WORK INSTRUCTION: Exact output of all the records is required.

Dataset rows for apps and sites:
________________

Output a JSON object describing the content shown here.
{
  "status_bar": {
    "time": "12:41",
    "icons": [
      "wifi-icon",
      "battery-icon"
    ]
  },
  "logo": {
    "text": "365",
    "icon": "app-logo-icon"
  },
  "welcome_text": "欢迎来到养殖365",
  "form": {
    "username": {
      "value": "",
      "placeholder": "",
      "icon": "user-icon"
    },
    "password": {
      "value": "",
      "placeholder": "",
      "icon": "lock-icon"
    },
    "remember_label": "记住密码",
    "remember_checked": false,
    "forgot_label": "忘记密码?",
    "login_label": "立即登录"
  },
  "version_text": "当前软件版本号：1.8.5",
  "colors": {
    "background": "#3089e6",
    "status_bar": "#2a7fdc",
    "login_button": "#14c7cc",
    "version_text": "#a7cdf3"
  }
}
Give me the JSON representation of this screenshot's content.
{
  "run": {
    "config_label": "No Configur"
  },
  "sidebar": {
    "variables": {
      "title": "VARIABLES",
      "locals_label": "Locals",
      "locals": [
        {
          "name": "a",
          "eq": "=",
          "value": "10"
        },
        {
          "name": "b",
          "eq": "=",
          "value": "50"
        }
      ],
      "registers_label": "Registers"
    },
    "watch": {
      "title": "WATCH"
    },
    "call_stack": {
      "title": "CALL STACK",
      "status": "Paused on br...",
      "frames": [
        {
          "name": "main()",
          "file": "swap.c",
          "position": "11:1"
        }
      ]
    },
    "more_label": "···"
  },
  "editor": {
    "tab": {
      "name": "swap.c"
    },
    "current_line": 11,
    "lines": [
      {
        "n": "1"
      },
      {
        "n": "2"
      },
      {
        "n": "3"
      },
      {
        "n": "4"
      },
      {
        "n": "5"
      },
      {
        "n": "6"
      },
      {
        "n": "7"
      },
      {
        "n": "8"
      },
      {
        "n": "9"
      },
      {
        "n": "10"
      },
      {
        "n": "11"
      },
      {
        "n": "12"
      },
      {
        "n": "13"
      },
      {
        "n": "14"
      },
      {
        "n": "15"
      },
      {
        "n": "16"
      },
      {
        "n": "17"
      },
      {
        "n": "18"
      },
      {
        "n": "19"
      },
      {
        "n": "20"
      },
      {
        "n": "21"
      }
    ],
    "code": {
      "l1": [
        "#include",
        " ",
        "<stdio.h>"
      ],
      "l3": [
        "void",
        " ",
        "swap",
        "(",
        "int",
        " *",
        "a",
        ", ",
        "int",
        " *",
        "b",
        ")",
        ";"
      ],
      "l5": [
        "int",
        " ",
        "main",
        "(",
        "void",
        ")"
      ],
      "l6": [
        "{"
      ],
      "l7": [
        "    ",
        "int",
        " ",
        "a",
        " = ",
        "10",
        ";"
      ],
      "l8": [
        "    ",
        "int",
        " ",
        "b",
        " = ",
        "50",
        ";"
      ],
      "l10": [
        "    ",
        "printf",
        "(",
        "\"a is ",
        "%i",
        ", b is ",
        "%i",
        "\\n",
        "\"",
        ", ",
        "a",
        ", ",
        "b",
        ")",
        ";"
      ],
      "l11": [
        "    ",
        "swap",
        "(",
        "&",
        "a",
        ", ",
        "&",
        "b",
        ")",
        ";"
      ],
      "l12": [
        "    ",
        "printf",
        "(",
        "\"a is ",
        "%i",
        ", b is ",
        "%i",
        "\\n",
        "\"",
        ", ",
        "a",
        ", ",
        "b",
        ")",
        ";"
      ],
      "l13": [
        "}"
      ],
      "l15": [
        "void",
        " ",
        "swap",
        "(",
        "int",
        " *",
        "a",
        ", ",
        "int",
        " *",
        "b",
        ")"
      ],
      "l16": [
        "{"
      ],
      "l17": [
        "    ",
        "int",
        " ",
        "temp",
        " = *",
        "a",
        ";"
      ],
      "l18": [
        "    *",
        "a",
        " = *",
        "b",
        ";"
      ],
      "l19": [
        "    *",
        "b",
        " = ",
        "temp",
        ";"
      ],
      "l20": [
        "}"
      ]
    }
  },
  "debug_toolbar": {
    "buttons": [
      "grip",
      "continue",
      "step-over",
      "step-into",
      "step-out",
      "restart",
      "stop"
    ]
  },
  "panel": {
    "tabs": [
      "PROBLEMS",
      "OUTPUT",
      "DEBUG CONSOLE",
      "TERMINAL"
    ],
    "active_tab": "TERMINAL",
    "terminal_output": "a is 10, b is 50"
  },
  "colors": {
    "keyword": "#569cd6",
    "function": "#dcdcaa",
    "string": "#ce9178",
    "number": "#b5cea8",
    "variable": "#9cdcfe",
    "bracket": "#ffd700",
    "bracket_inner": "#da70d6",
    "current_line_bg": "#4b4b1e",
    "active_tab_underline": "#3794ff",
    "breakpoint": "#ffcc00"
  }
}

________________

SOLUTION BELOW:
Output a JSON object describing the content shown here.
{
  "status_bar": {
    "time": "12:41",
    "icons": [
      "wifi-icon",
      "battery-icon"
    ]
  },
  "logo": {
    "text": "365",
    "icon": "app-logo-icon"
  },
  "welcome_text": "欢迎来到养殖365",
  "form": {
    "username": {
      "value": "",
      "placeholder": "",
      "icon": "user-icon"
    },
    "password": {
      "value": "",
      "placeholder": "",
      "icon": "lock-icon"
    },
    "remember_label": "记住密码",
    "remember_checked": false,
    "forgot_label": "忘记密码?",
    "login_label": "立即登录"
  },
  "version_text": "当前软件版本号：1.8.5",
  "colors": {
    "background": "#3089e6",
    "status_bar": "#2a7fdc",
    "login_button": "#14c7cc",
    "version_text": "#a7cdf3"
  }
}
Give me the JSON representation of this screenshot's content.
{
  "run": {
    "config_label": "No Configur"
  },
  "sidebar": {
    "variables": {
      "title": "VARIABLES",
      "locals_label": "Locals",
      "locals": [
        {
          "name": "a",
          "eq": "=",
          "value": "10"
        },
        {
          "name": "b",
          "eq": "=",
          "value": "50"
        }
      ],
      "registers_label": "Registers"
    },
    "watch": {
      "title": "WATCH"
    },
    "call_stack": {
      "title": "CALL STACK",
      "status": "Paused on br...",
      "frames": [
        {
          "name": "main()",
          "file": "swap.c",
          "position": "11:1"
        }
      ]
    },
    "more_label": "···"
  },
  "editor": {
    "tab": {
      "name": "swap.c"
    },
    "current_line": 11,
    "lines": [
      {
        "n": "1"
      },
      {
        "n": "2"
      },
      {
        "n": "3"
      },
      {
        "n": "4"
      },
      {
        "n": "5"
      },
      {
        "n": "6"
      },
      {
        "n": "7"
      },
      {
        "n": "8"
      },
      {
        "n": "9"
      },
      {
        "n": "10"
      },
      {
        "n": "11"
      },
      {
        "n": "12"
      },
      {
        "n": "13"
      },
      {
        "n": "14"
      },
      {
        "n": "15"
      },
      {
        "n": "16"
      },
      {
        "n": "17"
      },
      {
        "n": "18"
      },
      {
        "n": "19"
      },
      {
        "n": "20"
      },
      {
        "n": "21"
      }
    ],
    "code": {
      "l1": [
        "#include",
        " ",
        "<stdio.h>"
      ],
      "l3": [
        "void",
        " ",
        "swap",
        "(",
        "int",
        " *",
        "a",
        ", ",
        "int",
        " *",
        "b",
        ")",
        ";"
      ],
      "l5": [
        "int",
        " ",
        "main",
        "(",
        "void",
        ")"
      ],
      "l6": [
        "{"
      ],
      "l7": [
        "    ",
        "int",
        " ",
        "a",
        " = ",
        "10",
        ";"
      ],
      "l8": [
        "    ",
        "int",
        " ",
        "b",
        " = ",
        "50",
        ";"
      ],
      "l10": [
        "    ",
        "printf",
        "(",
        "\"a is ",
        "%i",
        ", b is ",
        "%i",
        "\\n",
        "\"",
        ", ",
        "a",
        ", ",
        "b",
        ")",
        ";"
      ],
      "l11": [
        "    ",
        "swap",
        "(",
        "&",
        "a",
        ", ",
        "&",
        "b",
        ")",
        ";"
      ],
      "l12": [
        "    ",
        "printf",
        "(",
        "\"a is ",
        "%i",
        ", b is ",
        "%i",
        "\\n",
        "\"",
        ", ",
        "a",
        ", ",
        "b",
        ")",
        ";"
      ],
      "l13": [
        "}"
      ],
      "l15": [
        "void",
        " ",
        "swap",
        "(",
        "int",
        " *",
        "a",
        ", ",
        "int",
        " *",
        "b",
        ")"
      ],
      "l16": [
        "{"
      ],
      "l17": [
        "    ",
        "int",
        " ",
        "temp",
        " = *",
        "a",
        ";"
      ],
      "l18": [
        "    *",
        "a",
        " = *",
        "b",
        ";"
      ],
      "l19": [
        "    *",
        "b",
        " = ",
        "temp",
        ";"
      ],
      "l20": [
        "}"
      ]
    }
  },
  "debug_toolbar": {
    "buttons": [
      "grip",
      "continue",
      "step-over",
      "step-into",
      "step-out",
      "restart",
      "stop"
    ]
  },
  "panel": {
    "tabs": [
      "PROBLEMS",
      "OUTPUT",
      "DEBUG CONSOLE",
      "TERMINAL"
    ],
    "active_tab": "TERMINAL",
    "terminal_output": "a is 10, b is 50"
  },
  "colors": {
    "keyword": "#569cd6",
    "function": "#dcdcaa",
    "string": "#ce9178",
    "number": "#b5cea8",
    "variable": "#9cdcfe",
    "bracket": "#ffd700",
    "bracket_inner": "#da70d6",
    "current_line_bg": "#4b4b1e",
    "active_tab_underline": "#3794ff",
    "breakpoint": "#ffcc00"
  }
}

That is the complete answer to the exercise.